You're in Seattle when suddenly there's a burst of sun and blue sky. Quick! What to do when the Northwest's inclement weather suddenly clears? Mt. Baker makes an ideal escape when you're dying to get outdoors, but don't have time to venture too far from the city.
Two and a half hours north of Seattle, the gleaming crest of Mt. Baker rises like a 10,778-foot beacon. At least that's the way my husband and I feel early one Friday evening in March as we drive up I-5 and turn east onto the Mt. Baker Highway. Also known as State 542, it follows the North Fork of the Nooksack River, passing both tree and horse farms and, finally, moss-cloaked stands of fir, cedar, and hemlock. Less than 30 miles from the rocky shores of Puget Sound, we're surrounded by lofty North Cascades National Park's peaks, with Mt. Baker's ice-white mantle framed over the dashboard. Dinner at Milano's in the small town of Glacier makes the ultimate sea-to-ski-slopes meal. We tuck into salmon with a citrus-fennel sauce, and linguine with heaps of succulent clams harvested from Taylor Shellfish Farms, just down the road in Samish Bay.
The next day we awake to sweeping views up the Nooksack Valley and across to Mt. Baker from our room at the Inn at Mt. Baker, a wood-shingled B&B. Over breakfast we ponder the many ways to spend the day, soon realizing why Mt. Baker is so great in March: You can choose which season you're in the mood for. We can dive right into spring with a hike around Nooksack Falls, or trade our hiking boots for ski boots to catch some end- of-season fun at the Mt. Baker Ski Area.
We decide to do both. First we walk along boulders to Wells Creek and Nooksack Falls, which we can hear before we see: two powerful strands of the Nooksack plunging 100 feet off a sheer rock face before crashing in a mess of spray below. A bit farther up the highway, the road turns south, crosses Bagley Creek, and climbs 3 more miles to the base of the Mt. Baker Ski Area. While there still might be 200 inches of snow at the base of Mt. Baker in March, the lift lines are shorter and the days are longer at this time of year. Long enough that we're able to catch a few runs, even after our hiking adventure.
In less than 24 hours, we've had a North Cascades getaway complete with all the elements and then some: sun, rocks, snow, rushing rivers, moss, trees, and rain. Yes, rain. In our case, it starts up as we're coming off the ski slopes. We cruise back amid a steady downpour, realizing why there is so much moss cloaking every tree, and pull into the cozy North Fork Brewery, Pizzeria, Beer Shrine, and Wedding Chapel. We order pizza and two glasses of India Pale Ale, and toast the end of winter, the start of spring, and the fun of having it all in one weekend.

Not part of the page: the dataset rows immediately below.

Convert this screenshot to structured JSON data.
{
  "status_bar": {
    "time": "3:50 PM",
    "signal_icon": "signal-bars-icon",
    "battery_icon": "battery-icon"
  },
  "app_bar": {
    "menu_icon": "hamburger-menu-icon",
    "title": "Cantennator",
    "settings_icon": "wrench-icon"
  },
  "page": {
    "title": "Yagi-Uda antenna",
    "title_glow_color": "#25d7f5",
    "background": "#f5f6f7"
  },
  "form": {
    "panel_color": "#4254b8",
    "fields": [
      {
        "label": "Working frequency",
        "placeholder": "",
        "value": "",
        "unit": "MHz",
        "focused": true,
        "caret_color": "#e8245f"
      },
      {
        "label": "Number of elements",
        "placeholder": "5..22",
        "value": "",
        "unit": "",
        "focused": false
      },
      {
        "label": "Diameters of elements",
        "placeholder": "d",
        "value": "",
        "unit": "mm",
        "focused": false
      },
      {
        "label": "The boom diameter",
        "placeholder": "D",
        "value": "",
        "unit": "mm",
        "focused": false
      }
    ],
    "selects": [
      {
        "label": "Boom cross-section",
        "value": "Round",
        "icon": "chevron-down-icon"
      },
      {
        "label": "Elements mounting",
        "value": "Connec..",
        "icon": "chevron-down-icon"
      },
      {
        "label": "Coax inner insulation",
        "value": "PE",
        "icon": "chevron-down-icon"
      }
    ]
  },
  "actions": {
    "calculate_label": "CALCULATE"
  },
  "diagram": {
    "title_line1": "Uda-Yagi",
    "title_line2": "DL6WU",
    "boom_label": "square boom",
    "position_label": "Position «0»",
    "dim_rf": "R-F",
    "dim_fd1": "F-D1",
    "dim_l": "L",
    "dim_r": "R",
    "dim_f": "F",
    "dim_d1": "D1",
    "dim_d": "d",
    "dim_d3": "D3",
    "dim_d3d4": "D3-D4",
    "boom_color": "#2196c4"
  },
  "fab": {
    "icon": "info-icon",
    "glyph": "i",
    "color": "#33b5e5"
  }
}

From Seattle, take I-5 about 90 miles north to Bellingham, then head east on the Mt. Baker Highway (State 542) about 50 miles to the Mt. Baker Ski Area (lift tickets from $34; www.mtbaker.us; 360/734-6771). For information on hiking to Nooksack Falls, contact the Mt. Baker Ranger District (360/856-5700).
WHERE TO STAY
The Inn at Mt. Baker Spacious guest rooms, queen-size feather mattresses piled with down comforters, and commanding views of Mt. Baker and the Nooksack River. From $140, including breakfast; www.theinnatmtbaker.com; 360/ 599-1776.
Silver Lake Park Six rustic 1940s wood-shingled cabins with stacked-stone chimneys and wraparound porches overlooking a picturesque 180-acre lake. You'll need to bring your own bedding and a sense of adventure: Five cabins share a community bathhouse; only one has an indoor bath. From $65; www.whatcomcounty.us/parks; 360/599-2776.
WHERE TO EAT
Milano's Fresh pasta, ravioli, and inventive sauces featuring local seafood and sausages. Also soups, deli sandwiches, and fabulous desserts (try the tiramisu, polenta dolce, or Mt. Baker apple pie). $$; 9990 Mt. Baker Hwy.; 360/599-2863. The North Fork Brewery, Pizzeria, Beer Shrine, and Wedding Chapel A funky pub with excellent handcrafted beers, barleywine, hand-tossed pizzas, and ― of all things ― wedding ceremonies. $; 6186 Mt. Baker Hwy.; 360/599-2337.